INFORMATION SUPPLIED below:

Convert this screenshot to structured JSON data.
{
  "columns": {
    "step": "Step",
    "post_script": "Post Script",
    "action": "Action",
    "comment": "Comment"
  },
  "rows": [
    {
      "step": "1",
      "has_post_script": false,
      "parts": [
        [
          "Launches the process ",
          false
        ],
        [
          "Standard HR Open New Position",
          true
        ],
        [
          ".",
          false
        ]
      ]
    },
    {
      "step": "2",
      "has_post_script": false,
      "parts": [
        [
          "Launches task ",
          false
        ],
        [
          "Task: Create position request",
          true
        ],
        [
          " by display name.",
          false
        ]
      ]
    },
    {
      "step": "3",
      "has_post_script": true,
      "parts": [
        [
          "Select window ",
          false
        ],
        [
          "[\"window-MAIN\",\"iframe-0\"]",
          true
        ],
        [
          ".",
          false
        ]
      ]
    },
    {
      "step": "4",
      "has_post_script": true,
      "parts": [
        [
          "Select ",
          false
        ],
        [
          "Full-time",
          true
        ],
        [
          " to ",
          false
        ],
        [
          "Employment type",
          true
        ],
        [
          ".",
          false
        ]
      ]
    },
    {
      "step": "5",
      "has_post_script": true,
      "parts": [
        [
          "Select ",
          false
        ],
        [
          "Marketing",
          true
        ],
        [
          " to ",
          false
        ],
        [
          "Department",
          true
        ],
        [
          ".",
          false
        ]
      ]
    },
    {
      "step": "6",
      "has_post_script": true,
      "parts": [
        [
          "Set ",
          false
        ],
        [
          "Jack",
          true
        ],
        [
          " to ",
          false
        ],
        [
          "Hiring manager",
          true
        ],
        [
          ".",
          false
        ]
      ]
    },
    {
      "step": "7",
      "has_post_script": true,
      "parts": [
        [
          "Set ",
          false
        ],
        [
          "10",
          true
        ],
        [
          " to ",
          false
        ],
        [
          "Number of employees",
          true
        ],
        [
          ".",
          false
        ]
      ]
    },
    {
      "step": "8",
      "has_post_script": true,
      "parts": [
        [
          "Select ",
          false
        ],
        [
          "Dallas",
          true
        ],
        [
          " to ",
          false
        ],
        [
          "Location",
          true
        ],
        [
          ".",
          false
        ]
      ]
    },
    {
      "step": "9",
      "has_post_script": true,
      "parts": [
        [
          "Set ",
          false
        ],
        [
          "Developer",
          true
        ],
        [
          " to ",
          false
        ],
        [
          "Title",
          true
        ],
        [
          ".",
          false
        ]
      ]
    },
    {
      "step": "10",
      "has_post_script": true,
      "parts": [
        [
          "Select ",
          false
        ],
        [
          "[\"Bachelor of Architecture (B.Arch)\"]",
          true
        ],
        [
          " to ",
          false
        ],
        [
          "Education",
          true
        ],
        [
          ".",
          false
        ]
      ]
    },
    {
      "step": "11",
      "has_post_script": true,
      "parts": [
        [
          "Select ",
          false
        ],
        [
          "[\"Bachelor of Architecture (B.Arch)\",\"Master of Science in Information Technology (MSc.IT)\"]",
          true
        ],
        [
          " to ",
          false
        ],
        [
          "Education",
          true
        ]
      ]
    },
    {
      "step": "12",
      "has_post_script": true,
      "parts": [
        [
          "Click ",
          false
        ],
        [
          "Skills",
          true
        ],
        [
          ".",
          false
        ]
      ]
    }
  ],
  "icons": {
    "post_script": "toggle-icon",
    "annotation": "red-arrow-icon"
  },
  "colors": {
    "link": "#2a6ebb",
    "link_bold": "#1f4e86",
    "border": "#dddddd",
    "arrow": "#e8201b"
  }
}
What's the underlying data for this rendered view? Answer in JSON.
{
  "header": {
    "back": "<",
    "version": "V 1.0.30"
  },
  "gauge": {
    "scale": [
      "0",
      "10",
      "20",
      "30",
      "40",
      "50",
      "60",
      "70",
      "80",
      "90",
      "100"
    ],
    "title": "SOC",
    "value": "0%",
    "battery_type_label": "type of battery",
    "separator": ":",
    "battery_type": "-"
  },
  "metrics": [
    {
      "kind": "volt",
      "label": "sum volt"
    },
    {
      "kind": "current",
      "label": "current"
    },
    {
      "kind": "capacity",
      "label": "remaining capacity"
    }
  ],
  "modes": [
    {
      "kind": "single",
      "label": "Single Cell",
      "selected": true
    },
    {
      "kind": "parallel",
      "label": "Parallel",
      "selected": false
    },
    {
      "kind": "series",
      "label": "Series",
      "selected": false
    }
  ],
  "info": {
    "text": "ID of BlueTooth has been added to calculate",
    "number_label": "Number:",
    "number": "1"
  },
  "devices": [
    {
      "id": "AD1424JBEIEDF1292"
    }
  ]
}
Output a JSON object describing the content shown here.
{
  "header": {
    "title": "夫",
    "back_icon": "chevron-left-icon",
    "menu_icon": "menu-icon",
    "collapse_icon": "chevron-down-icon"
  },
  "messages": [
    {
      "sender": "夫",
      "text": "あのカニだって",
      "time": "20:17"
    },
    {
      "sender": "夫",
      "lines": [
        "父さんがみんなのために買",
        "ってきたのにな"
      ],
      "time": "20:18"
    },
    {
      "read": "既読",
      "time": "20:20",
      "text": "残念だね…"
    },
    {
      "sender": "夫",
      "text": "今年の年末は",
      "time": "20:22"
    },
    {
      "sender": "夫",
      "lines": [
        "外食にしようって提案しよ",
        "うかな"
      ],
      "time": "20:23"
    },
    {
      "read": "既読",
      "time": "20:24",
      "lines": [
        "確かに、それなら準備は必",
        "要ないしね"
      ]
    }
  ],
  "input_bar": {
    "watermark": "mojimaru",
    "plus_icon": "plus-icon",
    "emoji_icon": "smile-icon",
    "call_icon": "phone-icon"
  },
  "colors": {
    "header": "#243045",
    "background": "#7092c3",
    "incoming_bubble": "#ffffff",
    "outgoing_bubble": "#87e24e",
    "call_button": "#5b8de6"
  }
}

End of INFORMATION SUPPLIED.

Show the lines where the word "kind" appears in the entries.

== REPLY ==
      "kind": "volt",
      "kind": "current",
      "kind": "capacity",
      "kind": "single",
      "kind": "parallel",
      "kind": "series",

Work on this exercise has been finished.